- A throbbing or tingling sensation
There’s also a risk of an allergic reaction and/or an infection which could make things worse.
Despite the unpleasantness of the experience, the estimated lethal dose of copperhead venom is around 100 milligrams. This is a good thing for those who are bitten, because copperheads typically only inject a relatively small amount of venom into a bite.
Now, with all of that said, don’t take a bite lightly. Please, if you are bitten by a copperhead (or any venomous snake for that matter), seek medical aid IMMEDIATELY!
Not Aggressive Despite their Reputation: Leave them Alone!
Copperheads are greatly feared but despite their perceived reputation; they aren’t usually aggressive.
I can’t stress this enough; these snakes are not aggressive by nature. They usually only bite if provoked and the person who gets bitten usually has a chance to avoid the venom by leaving after the dry bite is delivered.
Even if venom is injected, it’s rarely lethal. A bite may not be fatal, but it can still be a nasty experience and it’s not something you want to go through. So, what do you do if you find a copperhead?
You don’t bother them, and they won’t bother you. This is a rule that I learned early on while traversing the many hiking trails that my folks enjoyed, and it holds true here. If you find one, unless it’s necessary to interact with/handle the snake, just leave it alone to go about its business.
Don’t try removing it yourself, that’s a good way to get bitten. Call in animal control and have professionals remove it for you.
In closing, as always; I hope you all enjoyed the article and found it informative. Thanks for reading, stay safe out there and I’ll see you for the next one!

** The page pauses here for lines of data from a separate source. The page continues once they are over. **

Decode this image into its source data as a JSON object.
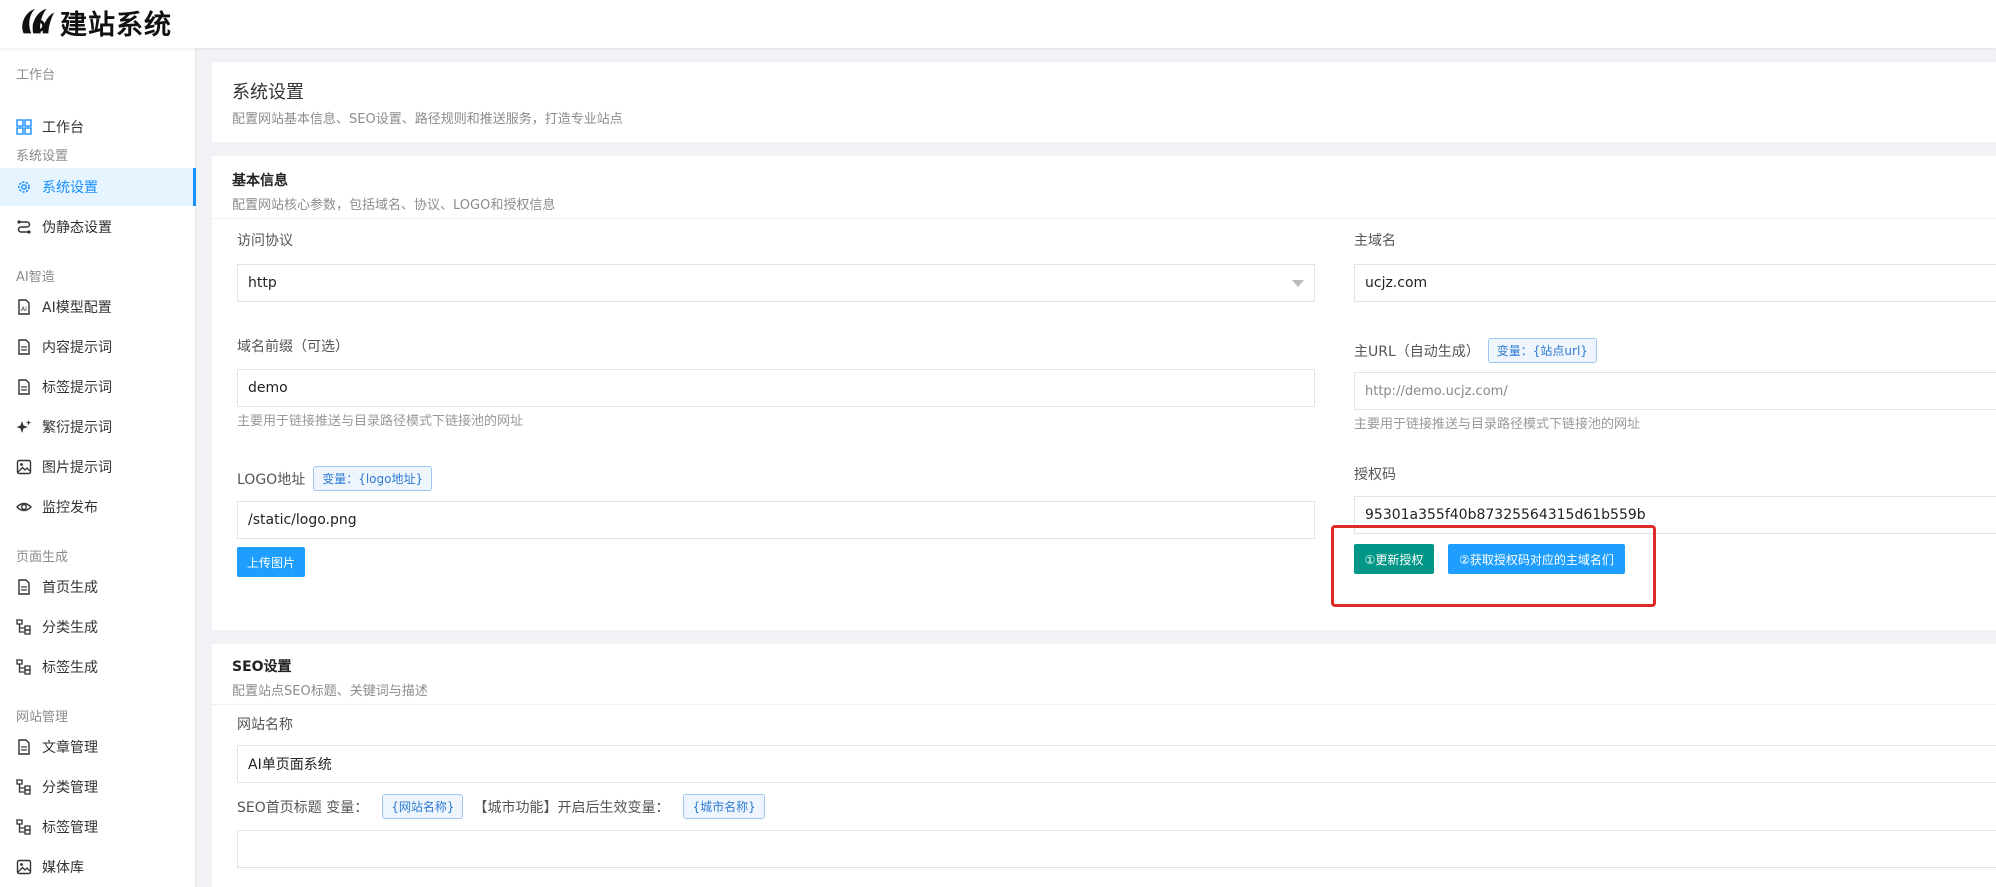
{
  "app": {
    "logo_text": "建站系统"
  },
  "sidebar": {
    "groups": [
      "工作台",
      "系统设置",
      "AI智造",
      "页面生成",
      "网站管理"
    ],
    "items": [
      {
        "label": "工作台",
        "icon": "dashboard-icon"
      },
      {
        "label": "系统设置",
        "icon": "gear-icon"
      },
      {
        "label": "伪静态设置",
        "icon": "route-icon"
      },
      {
        "label": "AI模型配置",
        "icon": "ai-doc-icon"
      },
      {
        "label": "内容提示词",
        "icon": "document-icon"
      },
      {
        "label": "标签提示词",
        "icon": "document-icon"
      },
      {
        "label": "繁衍提示词",
        "icon": "sparkle-icon"
      },
      {
        "label": "图片提示词",
        "icon": "image-icon"
      },
      {
        "label": "监控发布",
        "icon": "eye-icon"
      },
      {
        "label": "首页生成",
        "icon": "document-icon"
      },
      {
        "label": "分类生成",
        "icon": "tree-icon"
      },
      {
        "label": "标签生成",
        "icon": "tree-icon"
      },
      {
        "label": "文章管理",
        "icon": "document-icon"
      },
      {
        "label": "分类管理",
        "icon": "tree-icon"
      },
      {
        "label": "标签管理",
        "icon": "tree-icon"
      },
      {
        "label": "媒体库",
        "icon": "image-icon"
      }
    ],
    "active_index": 1
  },
  "page": {
    "title": "系统设置",
    "subtitle": "配置网站基本信息、SEO设置、路径规则和推送服务，打造专业站点"
  },
  "basic": {
    "title": "基本信息",
    "subtitle": "配置网站核心参数，包括域名、协议、LOGO和授权信息",
    "protocol_label": "访问协议",
    "protocol_value": "http",
    "domain_label": "主域名",
    "domain_value": "ucjz.com",
    "prefix_label": "域名前缀（可选）",
    "prefix_value": "demo",
    "prefix_hint": "主要用于链接推送与目录路径模式下链接池的网址",
    "url_label": "主URL（自动生成）",
    "url_tag": "变量：{站点url}",
    "url_value": "http://demo.ucjz.com/",
    "url_hint": "主要用于链接推送与目录路径模式下链接池的网址",
    "logo_label": "LOGO地址",
    "logo_tag": "变量：{logo地址}",
    "logo_value": "/static/logo.png",
    "upload_button": "上传图片",
    "license_label": "授权码",
    "license_value": "95301a355f40b87325564315d61b559b",
    "update_button": "①更新授权",
    "fetch_button": "②获取授权码对应的主域名们"
  },
  "seo": {
    "title": "SEO设置",
    "subtitle": "配置站点SEO标题、关键词与描述",
    "site_name_label": "网站名称",
    "site_name_value": "AI单页面系统",
    "home_title_label": "SEO首页标题 变量：",
    "home_title_tag": "{网站名称}",
    "city_note": "【城市功能】开启后生效变量：",
    "city_tag": "{城市名称}"
  },
  "colors": {
    "accent": "#1890ff",
    "button_blue": "#1e9fff",
    "button_green": "#009688",
    "highlight_red": "#e02a2a"
  }
}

Greg spent much of his childhood camping and hiking. While he lives in suburbs nowadays, Greg was raised on a small farm with lots of livestock such as cows, horses and chickens. He’s a decent shot with a bow, and a huge knife enthusiast.